"It doesn't matter if they aren't following you now," Sarah pointed out and Racetrack wondered vaguely why they hadn't bothered to gag her. "Someone will and when you're caught they'll have you put away!" She wasn't exactly sure where they'd be put away, but it was a phrase she'd heard her father say about his employers numerous times before his accident. Which in hindsight may not have been so accidental. She couldn't be quite sure, of course, the concept of unionization baffled her.
Chin raised in defiance, she looked out across the choppy water.

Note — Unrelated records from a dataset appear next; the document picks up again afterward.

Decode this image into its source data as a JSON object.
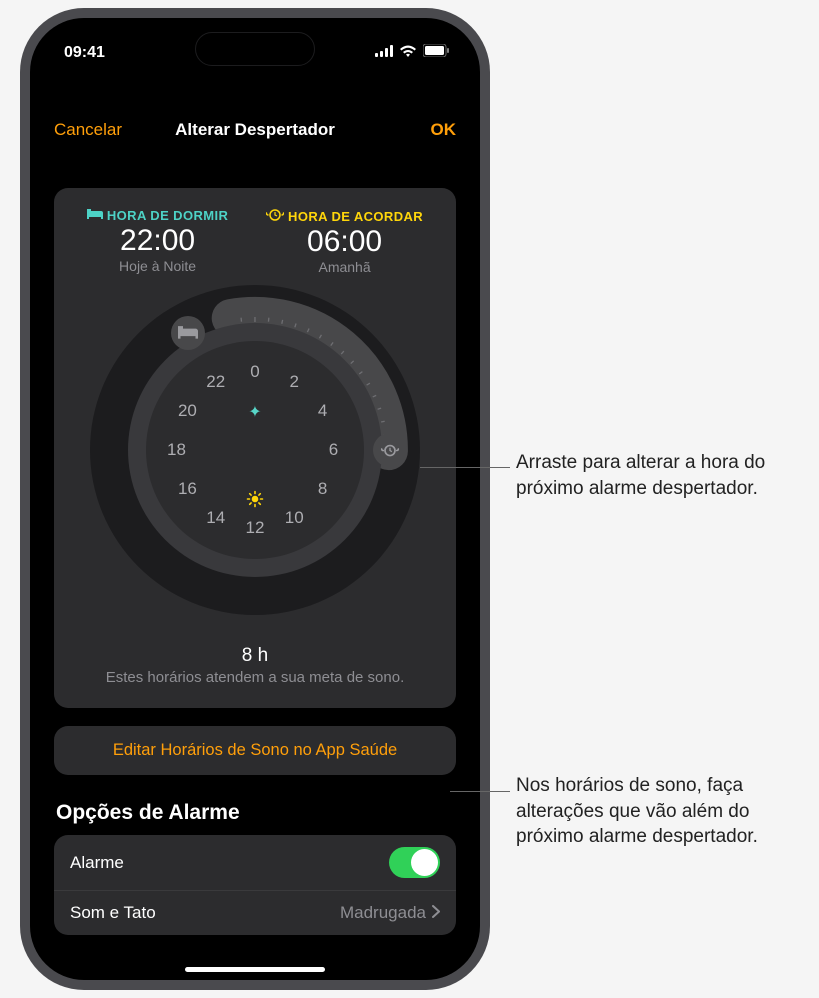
{
  "status": {
    "time": "09:41"
  },
  "nav": {
    "cancel": "Cancelar",
    "title": "Alterar Despertador",
    "ok": "OK"
  },
  "bedtime": {
    "label": "HORA DE DORMIR",
    "time": "22:00",
    "sub": "Hoje à Noite"
  },
  "wakeup": {
    "label": "HORA DE ACORDAR",
    "time": "06:00",
    "sub": "Amanhã"
  },
  "dial": {
    "hours": [
      "0",
      "2",
      "4",
      "6",
      "8",
      "10",
      "12",
      "14",
      "16",
      "18",
      "20",
      "22"
    ]
  },
  "duration": {
    "value": "8 h",
    "sub": "Estes horários atendem a sua meta de sono."
  },
  "edit_button": "Editar Horários de Sono no App Saúde",
  "options": {
    "header": "Opções de Alarme",
    "alarm_label": "Alarme",
    "sound_label": "Som e Tato",
    "sound_value": "Madrugada"
  },
  "callouts": {
    "c1": "Arraste para alterar a hora do próximo alarme despertador.",
    "c2": "Nos horários de sono, faça alterações que vão além do próximo alarme despertador."
  }
}
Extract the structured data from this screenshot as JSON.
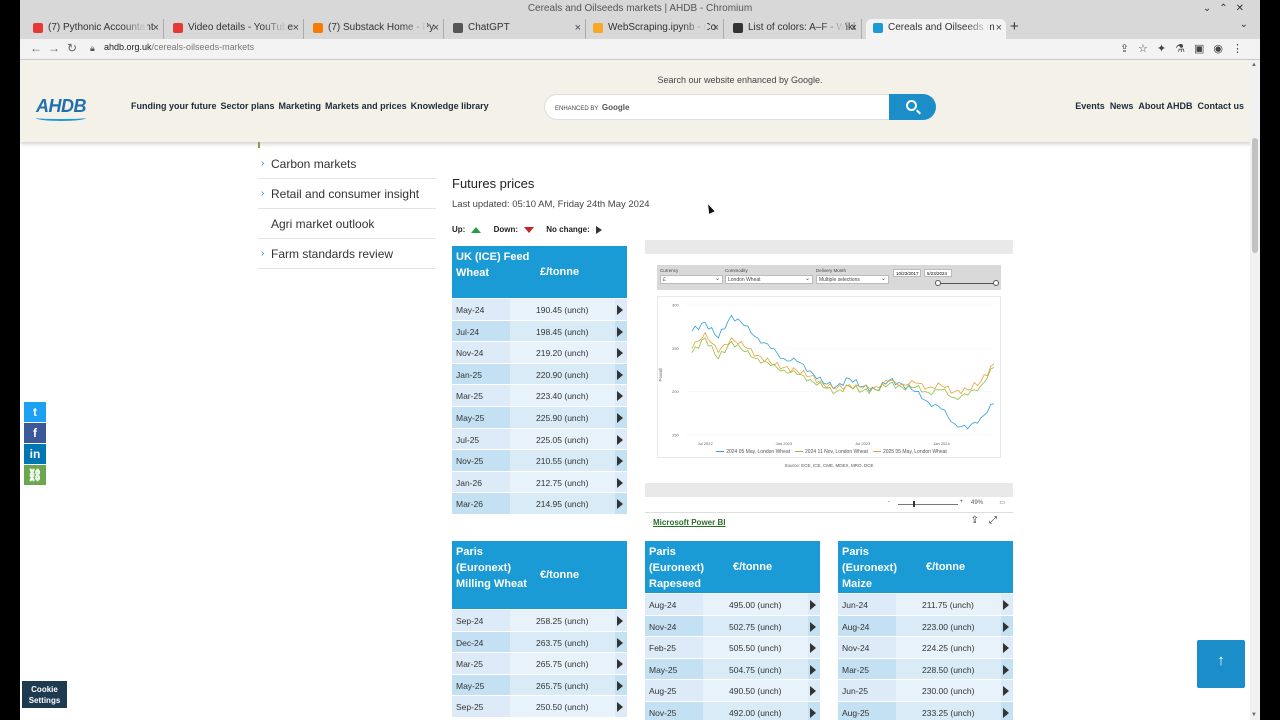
{
  "window": {
    "title": "Cereals and Oilseeds markets | AHDB - Chromium"
  },
  "tabs": [
    {
      "label": "(7) Pythonic Accountant",
      "color": "#e53935"
    },
    {
      "label": "Video details - YouTube",
      "color": "#e53935"
    },
    {
      "label": "(7) Substack Home - Py",
      "color": "#f57c00"
    },
    {
      "label": "ChatGPT",
      "color": "#555555"
    },
    {
      "label": "WebScraping.ipynb - Co",
      "color": "#f9a825"
    },
    {
      "label": "List of colors: A–F - Wiki",
      "color": "#333333"
    },
    {
      "label": "Cereals and Oilseeds m",
      "color": "#1b9bd6"
    }
  ],
  "address": {
    "host": "ahdb.org.uk",
    "path": "/cereals-oilseeds-markets"
  },
  "header": {
    "logo": "AHDB",
    "nav": [
      "Funding your future",
      "Sector plans",
      "Marketing",
      "Markets and prices",
      "Knowledge library"
    ],
    "search_caption": "Search our website enhanced by Google.",
    "search_enhanced": "ENHANCED BY",
    "search_google": "Google",
    "util_nav": [
      "Events",
      "News",
      "About AHDB",
      "Contact us"
    ]
  },
  "sidebar": [
    {
      "label": "Carbon markets",
      "chevron": true
    },
    {
      "label": "Retail and consumer insight",
      "chevron": true
    },
    {
      "label": "Agri market outlook",
      "chevron": false
    },
    {
      "label": "Farm standards review",
      "chevron": true
    }
  ],
  "futures": {
    "title": "Futures prices",
    "updated": "Last updated: 05:10 AM, Friday 24th May 2024",
    "legend_up": "Up:",
    "legend_down": "Down:",
    "legend_nochange": "No change:"
  },
  "tables": {
    "uk_feed_wheat": {
      "name": "UK (ICE) Feed Wheat",
      "unit": "£/tonne",
      "rows": [
        {
          "month": "May-24",
          "value": "190.45 (unch)"
        },
        {
          "month": "Jul-24",
          "value": "198.45 (unch)"
        },
        {
          "month": "Nov-24",
          "value": "219.20 (unch)"
        },
        {
          "month": "Jan-25",
          "value": "220.90 (unch)"
        },
        {
          "month": "Mar-25",
          "value": "223.40 (unch)"
        },
        {
          "month": "May-25",
          "value": "225.90 (unch)"
        },
        {
          "month": "Jul-25",
          "value": "225.05 (unch)"
        },
        {
          "month": "Nov-25",
          "value": "210.55 (unch)"
        },
        {
          "month": "Jan-26",
          "value": "212.75 (unch)"
        },
        {
          "month": "Mar-26",
          "value": "214.95 (unch)"
        }
      ]
    },
    "paris_milling_wheat": {
      "name": "Paris (Euronext) Milling Wheat",
      "unit": "€/tonne",
      "rows": [
        {
          "month": "Sep-24",
          "value": "258.25 (unch)"
        },
        {
          "month": "Dec-24",
          "value": "263.75 (unch)"
        },
        {
          "month": "Mar-25",
          "value": "265.75 (unch)"
        },
        {
          "month": "May-25",
          "value": "265.75 (unch)"
        },
        {
          "month": "Sep-25",
          "value": "250.50 (unch)"
        }
      ]
    },
    "paris_rapeseed": {
      "name": "Paris (Euronext) Rapeseed",
      "unit": "€/tonne",
      "rows": [
        {
          "month": "Aug-24",
          "value": "495.00 (unch)"
        },
        {
          "month": "Nov-24",
          "value": "502.75 (unch)"
        },
        {
          "month": "Feb-25",
          "value": "505.50 (unch)"
        },
        {
          "month": "May-25",
          "value": "504.75 (unch)"
        },
        {
          "month": "Aug-25",
          "value": "490.50 (unch)"
        },
        {
          "month": "Nov-25",
          "value": "492.00 (unch)"
        }
      ]
    },
    "paris_maize": {
      "name": "Paris (Euronext) Maize",
      "unit": "€/tonne",
      "rows": [
        {
          "month": "Jun-24",
          "value": "211.75 (unch)"
        },
        {
          "month": "Aug-24",
          "value": "223.00 (unch)"
        },
        {
          "month": "Nov-24",
          "value": "224.25 (unch)"
        },
        {
          "month": "Mar-25",
          "value": "228.50 (unch)"
        },
        {
          "month": "Jun-25",
          "value": "230.00 (unch)"
        },
        {
          "month": "Aug-25",
          "value": "233.25 (unch)"
        }
      ]
    }
  },
  "powerbi": {
    "filters": [
      {
        "label": "Currency",
        "value": "£"
      },
      {
        "label": "Commodity",
        "value": "London Wheat"
      },
      {
        "label": "Delivery Month",
        "value": "Multiple selections"
      }
    ],
    "date_from": "10/23/2017",
    "date_to": "5/23/2024",
    "zoom": "49%",
    "link": "Microsoft Power BI",
    "source": "Source: ECE, ICE, CME, MDEX, MRO, DCE"
  },
  "chart_data": {
    "type": "line",
    "ylabel": "Pound",
    "ylim": [
      150,
      300
    ],
    "yticks": [
      150,
      200,
      250,
      300
    ],
    "xticks": [
      "Jul 2022",
      "Jan 2023",
      "Jul 2023",
      "Jan 2024"
    ],
    "x": [
      "2022-06",
      "2022-07",
      "2022-08",
      "2022-09",
      "2022-10",
      "2022-11",
      "2022-12",
      "2023-01",
      "2023-02",
      "2023-03",
      "2023-04",
      "2023-05",
      "2023-06",
      "2023-07",
      "2023-08",
      "2023-09",
      "2023-10",
      "2023-11",
      "2023-12",
      "2024-01",
      "2024-02",
      "2024-03",
      "2024-04",
      "2024-05"
    ],
    "series": [
      {
        "name": "2024 05 May, London Wheat",
        "color": "#2a9fd6",
        "values": [
          270,
          280,
          262,
          288,
          276,
          262,
          250,
          238,
          235,
          224,
          210,
          206,
          215,
          206,
          202,
          213,
          209,
          200,
          188,
          180,
          163,
          157,
          170,
          186
        ]
      },
      {
        "name": "2024 11 Nov, London Wheat",
        "color": "#8fbf3c",
        "values": [
          245,
          262,
          238,
          258,
          246,
          238,
          230,
          225,
          220,
          214,
          205,
          200,
          206,
          201,
          202,
          209,
          205,
          205,
          199,
          202,
          193,
          196,
          207,
          228
        ]
      },
      {
        "name": "2025 05 May, London Wheat",
        "color": "#e6a23c",
        "values": [
          250,
          268,
          245,
          262,
          252,
          242,
          233,
          228,
          224,
          218,
          209,
          203,
          208,
          204,
          206,
          212,
          209,
          210,
          205,
          207,
          200,
          202,
          212,
          232
        ]
      }
    ]
  },
  "share": [
    {
      "icon": "twitter-icon",
      "glyph": "t",
      "color": "#1da1f2"
    },
    {
      "icon": "facebook-icon",
      "glyph": "f",
      "color": "#3b5998"
    },
    {
      "icon": "linkedin-icon",
      "glyph": "in",
      "color": "#0077b5"
    },
    {
      "icon": "copy-link-icon",
      "glyph": "⛓",
      "color": "#6aa84f"
    }
  ],
  "cookie": {
    "label": "Cookie Settings"
  }
}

"Of all of us on this boat who should be worried," Snyder grabbed a firm hold of Sarah's chin in his sweaty grasp, "You're – "
"Why is Snyder touchin' my girl?" Jack growled at Specs, tempted to reach out and grab the book as Snipeshooter had done and rifle through its pages in search of a suitable answer. As if anticipating such an action, Specs held the book a little closer to his chest.
"Jack, she ain't your girl no more, you're dead." Boot reasoned, his logic earning him a sharp look.
"Would you shut up? I'm finally in the story and I wanna know what happens," Mush turned to Specs, eyes bright. "Do we take her to Snyder's? Does the river monster get us?"
Jack rolled his eyes, his frustration taking on a different direction, transferring to Mush and an age old argument. He'd thought that they had squashed this stupid myth ages ago. "There is no such thing as a river monster."
"I saw it too! By the Brooklyn docks!"
"You guys are both – "
"Don't call us – "
"Yes there is!"
"And then I said – "
" – Did you really?"
"And then the river monster appeared from the murky depths of the bay, its long slimy tail winding around Sarah's body, pulling her overboard and holding her there until slowly, slowly she drowned, terrified because her True Love and all the other newsies listening to her story were too busy arguing about something stupid to realize that she was dying under their boat." Specs' voice had not raised in volume at the slightest and yet his cool tone silenced those around him instantly.
"Did that really happen?" Les' eyes were wide, gazing up at Specs in horror. This was his sister they were talking about, afterall.
"No," the bespectacled newsie smiled at the younger boy. "No, that doesn't happen." Seeing that the argument had died entirely, he continued.
"Snyder grabbed a hold of Sarah's chin in his sweaty grasp, turning her to look into his too-red face."
"You're the one who should be the most worried." He grinned toothily and released her. "For the rest of us, well, it's almost over." He closed his eyes as though to take another nap, but was startled back to alertness at a soft splash.
"Sorry," Mush muttered as he reached out to retrieve the oar he had dropped in the water.
As her kidnappers' attention was focused on Mush, Sarah peered over the side of the boat. She was a mildly proficient swimmer. If she could just make it into the water without their noticing, she might have a reasonable to good chance of escape. Bracing herself, she inched her way higher up along the side of the rowboat. All she needed was to throw her weight to the side in just the right way -
"You're wrong, someone is definitely following us."
"What!" Snyder peered out across the bay. "I don't see any boats!"
"That," Racetrack shrugged and scratched behind his ear, "Is because they're swimming."